“I want to be clear -- 2 or 3 feet of snow in this period of time is a profoundly different type of storm than we’ve had to deal with,” Massachusetts Governor Deval Patrick, 56, said yesterday at an emergency command center in Framingham, a Boston suburb. He cited “extremely dangerous conditions” and said “the recovery will be very slow.”
The storm may rank as one of the most severe to hit Boston and arrived as parts of New York and New Jersey are still recovering from Hurricane Sandy, which struck in October.
“It does feel like we are having a lot of extreme events in the last five years,” said James Aman, a senior meteorologist with Earth Networks in Germantown, Maryland.
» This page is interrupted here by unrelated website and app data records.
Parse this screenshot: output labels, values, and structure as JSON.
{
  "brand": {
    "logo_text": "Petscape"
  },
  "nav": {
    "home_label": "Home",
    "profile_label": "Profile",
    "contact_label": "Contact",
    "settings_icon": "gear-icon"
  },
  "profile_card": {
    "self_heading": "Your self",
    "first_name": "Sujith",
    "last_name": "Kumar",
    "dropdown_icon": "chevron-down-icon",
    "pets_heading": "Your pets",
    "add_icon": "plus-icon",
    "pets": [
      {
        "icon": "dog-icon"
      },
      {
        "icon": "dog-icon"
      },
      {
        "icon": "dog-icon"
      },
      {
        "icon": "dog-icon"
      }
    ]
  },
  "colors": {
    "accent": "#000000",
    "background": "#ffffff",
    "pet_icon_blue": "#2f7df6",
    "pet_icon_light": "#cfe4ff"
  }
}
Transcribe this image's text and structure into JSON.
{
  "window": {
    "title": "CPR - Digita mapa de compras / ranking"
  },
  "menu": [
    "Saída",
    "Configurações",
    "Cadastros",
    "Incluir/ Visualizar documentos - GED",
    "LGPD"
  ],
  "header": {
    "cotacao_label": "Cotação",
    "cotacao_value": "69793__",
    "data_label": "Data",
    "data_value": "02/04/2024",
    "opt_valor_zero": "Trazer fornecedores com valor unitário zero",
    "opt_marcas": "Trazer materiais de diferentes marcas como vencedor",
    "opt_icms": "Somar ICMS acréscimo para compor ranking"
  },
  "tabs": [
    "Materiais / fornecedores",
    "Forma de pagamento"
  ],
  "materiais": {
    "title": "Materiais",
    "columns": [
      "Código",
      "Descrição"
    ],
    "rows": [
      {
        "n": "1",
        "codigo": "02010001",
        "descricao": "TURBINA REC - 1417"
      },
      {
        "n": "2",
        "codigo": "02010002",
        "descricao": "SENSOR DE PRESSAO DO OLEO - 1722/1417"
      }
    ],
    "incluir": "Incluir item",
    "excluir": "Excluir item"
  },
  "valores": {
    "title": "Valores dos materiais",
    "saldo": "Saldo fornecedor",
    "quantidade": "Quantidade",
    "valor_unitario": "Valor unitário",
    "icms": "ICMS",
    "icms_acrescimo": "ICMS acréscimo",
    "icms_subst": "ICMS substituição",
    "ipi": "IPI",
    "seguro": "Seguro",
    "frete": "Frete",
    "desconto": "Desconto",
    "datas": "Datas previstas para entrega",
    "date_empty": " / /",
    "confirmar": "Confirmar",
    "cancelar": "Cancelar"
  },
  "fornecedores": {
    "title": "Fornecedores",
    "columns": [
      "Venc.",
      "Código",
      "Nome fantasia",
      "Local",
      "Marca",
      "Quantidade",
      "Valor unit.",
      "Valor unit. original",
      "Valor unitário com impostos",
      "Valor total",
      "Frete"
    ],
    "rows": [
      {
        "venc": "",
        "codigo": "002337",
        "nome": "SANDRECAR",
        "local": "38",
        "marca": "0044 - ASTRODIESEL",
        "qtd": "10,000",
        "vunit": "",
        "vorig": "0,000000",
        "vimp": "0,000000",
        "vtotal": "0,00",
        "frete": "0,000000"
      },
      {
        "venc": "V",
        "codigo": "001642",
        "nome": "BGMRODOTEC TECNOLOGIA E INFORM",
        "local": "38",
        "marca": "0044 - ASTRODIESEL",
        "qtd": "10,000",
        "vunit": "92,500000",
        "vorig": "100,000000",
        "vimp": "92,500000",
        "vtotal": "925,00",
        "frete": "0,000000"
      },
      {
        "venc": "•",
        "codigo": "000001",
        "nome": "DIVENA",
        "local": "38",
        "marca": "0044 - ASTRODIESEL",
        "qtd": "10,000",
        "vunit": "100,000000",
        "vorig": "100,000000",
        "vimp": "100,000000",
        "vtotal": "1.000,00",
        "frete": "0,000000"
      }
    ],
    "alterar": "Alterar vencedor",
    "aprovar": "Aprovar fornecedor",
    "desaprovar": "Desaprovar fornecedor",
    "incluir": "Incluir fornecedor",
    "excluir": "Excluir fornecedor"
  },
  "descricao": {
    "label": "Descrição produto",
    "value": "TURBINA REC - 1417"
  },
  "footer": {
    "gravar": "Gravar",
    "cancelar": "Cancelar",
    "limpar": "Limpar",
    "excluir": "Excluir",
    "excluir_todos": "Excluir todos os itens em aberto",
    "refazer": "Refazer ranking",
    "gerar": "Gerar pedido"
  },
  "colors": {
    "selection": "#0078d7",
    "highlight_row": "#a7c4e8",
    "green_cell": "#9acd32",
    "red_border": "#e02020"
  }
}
He said it is hard to say what the cause may be.
In Marshfield, Massachusetts, a seaside town south of Boston, emergency responders asked residents to evacuate coastal areas prone to flooding yesterday.
“This is a dangerous and life-threatening storm, and the public should heed the advance of the local public-safety officials,” Gary Somero, a firefighter at the emergency operations center in Marshfield, said by telephone yesterday.
Storm-related power failures affected about 650,000 homes and businesses from Maryland to Maine, according to the Associated Press. Some 10,412 Long Island Power Authority customers were blacked out as of 6:18 a.m., according to the utility’s website.
Connecticut’s power utilities predict the snowstorm will knock out service to 10 percent of customers, according to state Governor Dan Malloy, a 57-year-old Democrat.
Deepening snow threatened to shut down some surface subway lines in New York City, as Tom Prendergast, the interim executive director of the Metropolitan Transportation Authority, said those lines might be suspended if 13 inches accumulated. The city suspended alternate-side parking rules through Sunday, and the Staten Island Ferry is running on a modified schedule in anticipation of high winds.
New York Governor Andrew Cuomo said the Metro-North Railroad halted service to New York City’s northern suburbs and into Connecticut at 10 p.m. to facilitate clearing rails of snow and ice.
Cuomo, a Democrat, described the blizzard as “nothing more than a severe winter storm.”
“We’ve been through worse than what we’re talking about, so it’s all relative at the end of the day,” he said.
--With assistance from Mark Chediak and Lynn Doan in San Francisco, Mary Jane Credeur in Atlanta , Mary Schlangenstein in Dallas, Freeman Klopott in Albany , Rupert Rowling and Thomas Biesheuvel in London and Karen Goldfarb in New York. Editors: Keith Campbell, Dick Schumacher.